Five Qualities of a Good Investor

how to become a good investor

There’s no one-size-fits-all approach to investing, but there are several common qualities of a good investor—and knowing them can pay big dividends for your own portfolio. Some have made millions. Many have lost just as much. Others play the middle. Everyone has their own style and comfort level with the ins and outs of the market’s delicate balance of risk vs. reward. But the greats tend to share similar traits that helped them achieve success—patience, focus, calm, research, and much more.

One of the hardest things to master about the market is the conflicting advice—invest in this, not that; avoid this, but seek out that. Don’t get discouraged by the mixed messages. Examining the characteristics of some of investments best can help to carve out a clearer path forward.

Whether you’re just starting out or looking for ways to improve your investment game, learning from the best can always help you improve your own strategy. Find out what you need to know about the key qualities of a good investor so you can boost your chances of becoming one of the greats.

What Makes a Great Investor?

1. Have a plan and stick to it

As the saying goes—failing to plan is planning to fail. Good investors don’t play it by ear—they set a financial plan and keep their eyes on their goals. The market is rarely a straight line, so having a destination in mind and a defined period of time in which to achieve it is one of the hallmarks of investing success.

Patience is a core part of being able to bring a plan to fruition. Market volatility is inevitable, but if you let frustration, fear, anger, or regret guide your strategy, mistakes are inevitable. Having a clear outline and objective can help you avoid reactionary impulses. In the investment world, patience equals profits.

2. Know more, do better

Curiosity may have killed the cat, but it’s the key to mastering the market. A lot of novice investors make their bets based on sound bites or partially informed guesses. Experts use their curiosity to fuel a constant quest for market knowledge.
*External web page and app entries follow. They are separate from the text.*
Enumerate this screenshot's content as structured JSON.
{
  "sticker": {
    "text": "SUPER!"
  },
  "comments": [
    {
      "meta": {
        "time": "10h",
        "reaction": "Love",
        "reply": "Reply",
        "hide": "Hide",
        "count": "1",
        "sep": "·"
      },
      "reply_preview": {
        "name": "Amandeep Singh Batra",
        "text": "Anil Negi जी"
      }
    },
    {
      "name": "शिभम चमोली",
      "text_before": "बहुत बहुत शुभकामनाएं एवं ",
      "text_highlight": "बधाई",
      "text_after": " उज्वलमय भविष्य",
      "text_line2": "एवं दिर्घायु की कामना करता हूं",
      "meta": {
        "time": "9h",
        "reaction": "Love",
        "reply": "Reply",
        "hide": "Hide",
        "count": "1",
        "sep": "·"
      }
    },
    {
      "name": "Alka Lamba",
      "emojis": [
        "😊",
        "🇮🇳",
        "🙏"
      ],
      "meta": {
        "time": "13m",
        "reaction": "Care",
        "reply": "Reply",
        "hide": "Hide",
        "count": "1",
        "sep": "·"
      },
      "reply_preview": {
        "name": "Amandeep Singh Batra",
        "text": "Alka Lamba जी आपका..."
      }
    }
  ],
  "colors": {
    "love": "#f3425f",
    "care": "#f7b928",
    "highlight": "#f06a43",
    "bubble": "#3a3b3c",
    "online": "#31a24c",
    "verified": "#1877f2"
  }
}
The more knowledge you have about the companies and funds in which you’re investing, the more rock-solid your strategy will become. Studying and analyzing short- and long-term growth patterns from trusted sources can help you see the writing on the wall. When can you expect times of high growth? How can you anticipate plateaus? When is the ideal time to exit your investment?

Actively educating yourself is paramount to success, but it’s not everything. The great investors are also wise enough to know what they don’t know. Don’t be afraid to seek out the advice of experts to ask questions and grow your knowledge base. (Our Money Wise Podcast is a great place to start!)

3. Trust your instincts

It’s important to arm yourself with all the knowledge you can—it’s a strong foundation on which to make your decisions. But the experts know that investing success also depends on intuition. Once you’ve studied market activities and growth trends and you have a sound understanding of company market position and overall trends, the next step is up to you.

Following the herd and jumping into the trends is rarely where success is found. Where, when, and how much to invest—the great investors ultimately do what they feel is right in their gut.

4. Keep calm and invest on

The ability to remain calm and not let your emotions get the best of you is one of the key components to building wealth. The market is never a sure bet, but when a big swing or major world event sends the market into a spin, it’s all too tempting to want to cut and run. But when the sky is falling, when the world is clamoring to dump their shares, investors who can keep their cool also end up creating opportunities.

Great investors are able to remain relaxed and tune out the frenzy to find the undervalued opportunities that others miss amidst the chaos. In fact, these moments can be a great time to lean into value investing, a strategy where investors seek out stocks they think have been undervalued.

5. To risk or not to risk

The greatest investors know more than just the market: they know themselves. Risk is an inherent part of investments, but your personal comfort level with putting your money on the line should influence your entire market approach. Leaning into risk, or averting it, is a quality shaped by years of experience—both successes and failures—that can be a powerful guiding force.

Of course, having a higher level of risk can ultimately yield higher rewards, though this isn’t always the case. To help manage capital losses, many investors use the risk-reward ratio. Many others rely on the experience and expertise of active asset managers, like the team here at Davidson Capital Management. If you’d like to speak with us about our strategy to actively manage your portfolio or take advantage of a portfolio review and analysis which will help you reach your financial goals, give us a call today.